# Work required
When every entry has been read, print each one back exactly.

[Stored data]
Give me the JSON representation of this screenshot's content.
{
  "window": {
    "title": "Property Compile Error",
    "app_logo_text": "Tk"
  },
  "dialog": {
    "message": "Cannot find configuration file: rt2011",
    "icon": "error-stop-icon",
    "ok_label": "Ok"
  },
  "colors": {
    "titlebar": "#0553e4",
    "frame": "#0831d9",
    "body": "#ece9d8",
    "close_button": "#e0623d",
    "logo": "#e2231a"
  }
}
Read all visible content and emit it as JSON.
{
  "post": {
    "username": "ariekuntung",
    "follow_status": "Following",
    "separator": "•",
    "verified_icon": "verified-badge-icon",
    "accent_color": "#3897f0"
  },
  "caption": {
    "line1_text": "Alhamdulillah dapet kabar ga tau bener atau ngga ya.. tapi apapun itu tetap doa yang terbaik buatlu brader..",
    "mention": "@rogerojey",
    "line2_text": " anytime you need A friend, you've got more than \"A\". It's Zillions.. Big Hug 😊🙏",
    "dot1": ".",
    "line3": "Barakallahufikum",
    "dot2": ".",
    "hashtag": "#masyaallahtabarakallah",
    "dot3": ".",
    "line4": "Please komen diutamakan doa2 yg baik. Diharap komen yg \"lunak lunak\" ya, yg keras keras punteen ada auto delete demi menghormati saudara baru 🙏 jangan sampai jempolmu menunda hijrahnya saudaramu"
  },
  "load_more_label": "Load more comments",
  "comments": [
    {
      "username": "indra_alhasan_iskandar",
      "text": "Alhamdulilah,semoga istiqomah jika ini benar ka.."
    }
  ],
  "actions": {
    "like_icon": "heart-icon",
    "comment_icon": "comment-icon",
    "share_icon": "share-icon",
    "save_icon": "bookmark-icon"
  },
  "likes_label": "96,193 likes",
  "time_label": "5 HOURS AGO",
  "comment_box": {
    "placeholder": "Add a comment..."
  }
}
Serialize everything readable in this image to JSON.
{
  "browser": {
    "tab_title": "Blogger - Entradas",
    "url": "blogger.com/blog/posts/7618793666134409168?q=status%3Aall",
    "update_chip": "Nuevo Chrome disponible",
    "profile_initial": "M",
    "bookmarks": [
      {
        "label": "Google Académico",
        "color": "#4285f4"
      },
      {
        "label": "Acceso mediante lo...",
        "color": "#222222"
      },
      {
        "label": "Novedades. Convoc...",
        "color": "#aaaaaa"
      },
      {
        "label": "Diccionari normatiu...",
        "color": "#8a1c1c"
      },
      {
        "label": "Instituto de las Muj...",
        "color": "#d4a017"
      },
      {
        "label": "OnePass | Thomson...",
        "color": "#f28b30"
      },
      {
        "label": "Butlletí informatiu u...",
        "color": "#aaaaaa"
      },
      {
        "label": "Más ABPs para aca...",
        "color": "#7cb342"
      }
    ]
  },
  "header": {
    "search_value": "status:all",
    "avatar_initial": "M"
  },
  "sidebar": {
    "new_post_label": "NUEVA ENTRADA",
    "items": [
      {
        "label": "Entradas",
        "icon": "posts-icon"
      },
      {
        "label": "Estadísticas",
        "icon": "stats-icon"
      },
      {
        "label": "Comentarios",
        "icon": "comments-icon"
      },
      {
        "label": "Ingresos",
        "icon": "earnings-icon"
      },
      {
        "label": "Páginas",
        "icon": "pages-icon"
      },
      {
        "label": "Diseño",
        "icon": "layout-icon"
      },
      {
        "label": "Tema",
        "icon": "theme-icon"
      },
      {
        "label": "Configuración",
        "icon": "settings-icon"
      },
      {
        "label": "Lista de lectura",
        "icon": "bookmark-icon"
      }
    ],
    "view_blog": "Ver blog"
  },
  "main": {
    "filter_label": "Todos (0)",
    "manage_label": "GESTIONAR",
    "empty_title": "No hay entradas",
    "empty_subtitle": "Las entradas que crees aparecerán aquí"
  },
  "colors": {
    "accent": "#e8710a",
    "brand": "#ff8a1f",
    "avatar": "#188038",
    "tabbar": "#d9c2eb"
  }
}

# Reply to the task
Give me the JSON representation of this screenshot's content.
{
  "window": {
    "title": "Property Compile Error",
    "app_logo_text": "Tk"
  },
  "dialog": {
    "message": "Cannot find configuration file: rt2011",
    "icon": "error-stop-icon",
    "ok_label": "Ok"
  },
  "colors": {
    "titlebar": "#0553e4",
    "frame": "#0831d9",
    "body": "#ece9d8",
    "close_button": "#e0623d",
    "logo": "#e2231a"
  }
}
Read all visible content and emit it as JSON.
{
  "post": {
    "username": "ariekuntung",
    "follow_status": "Following",
    "separator": "•",
    "verified_icon": "verified-badge-icon",
    "accent_color": "#3897f0"
  },
  "caption": {
    "line1_text": "Alhamdulillah dapet kabar ga tau bener atau ngga ya.. tapi apapun itu tetap doa yang terbaik buatlu brader..",
    "mention": "@rogerojey",
    "line2_text": " anytime you need A friend, you've got more than \"A\". It's Zillions.. Big Hug 😊🙏",
    "dot1": ".",
    "line3": "Barakallahufikum",
    "dot2": ".",
    "hashtag": "#masyaallahtabarakallah",
    "dot3": ".",
    "line4": "Please komen diutamakan doa2 yg baik. Diharap komen yg \"lunak lunak\" ya, yg keras keras punteen ada auto delete demi menghormati saudara baru 🙏 jangan sampai jempolmu menunda hijrahnya saudaramu"
  },
  "load_more_label": "Load more comments",
  "comments": [
    {
      "username": "indra_alhasan_iskandar",
      "text": "Alhamdulilah,semoga istiqomah jika ini benar ka.."
    }
  ],
  "actions": {
    "like_icon": "heart-icon",
    "comment_icon": "comment-icon",
    "share_icon": "share-icon",
    "save_icon": "bookmark-icon"
  },
  "likes_label": "96,193 likes",
  "time_label": "5 HOURS AGO",
  "comment_box": {
    "placeholder": "Add a comment..."
  }
}
Serialize everything readable in this image to JSON.
{
  "browser": {
    "tab_title": "Blogger - Entradas",
    "url": "blogger.com/blog/posts/7618793666134409168?q=status%3Aall",
    "update_chip": "Nuevo Chrome disponible",
    "profile_initial": "M",
    "bookmarks": [
      {
        "label": "Google Académico",
        "color": "#4285f4"
      },
      {
        "label": "Acceso mediante lo...",
        "color": "#222222"
      },
      {
        "label": "Novedades. Convoc...",
        "color": "#aaaaaa"
      },
      {
        "label": "Diccionari normatiu...",
        "color": "#8a1c1c"
      },
      {
        "label": "Instituto de las Muj...",
        "color": "#d4a017"
      },
      {
        "label": "OnePass | Thomson...",
        "color": "#f28b30"
      },
      {
        "label": "Butlletí informatiu u...",
        "color": "#aaaaaa"
      },
      {
        "label": "Más ABPs para aca...",
        "color": "#7cb342"
      }
    ]
  },
  "header": {
    "search_value": "status:all",
    "avatar_initial": "M"
  },
  "sidebar": {
    "new_post_label": "NUEVA ENTRADA",
    "items": [
      {
        "label": "Entradas",
        "icon": "posts-icon"
      },
      {
        "label": "Estadísticas",
        "icon": "stats-icon"
      },
      {
        "label": "Comentarios",
        "icon": "comments-icon"
      },
      {
        "label": "Ingresos",
        "icon": "earnings-icon"
      },
      {
        "label": "Páginas",
        "icon": "pages-icon"
      },
      {
        "label": "Diseño",
        "icon": "layout-icon"
      },
      {
        "label": "Tema",
        "icon": "theme-icon"
      },
      {
        "label": "Configuración",
        "icon": "settings-icon"
      },
      {
        "label": "Lista de lectura",
        "icon": "bookmark-icon"
      }
    ],
    "view_blog": "Ver blog"
  },
  "main": {
    "filter_label": "Todos (0)",
    "manage_label": "GESTIONAR",
    "empty_title": "No hay entradas",
    "empty_subtitle": "Las entradas que crees aparecerán aquí"
  },
  "colors": {
    "accent": "#e8710a",
    "brand": "#ff8a1f",
    "avatar": "#188038",
    "tabbar": "#d9c2eb"
  }
}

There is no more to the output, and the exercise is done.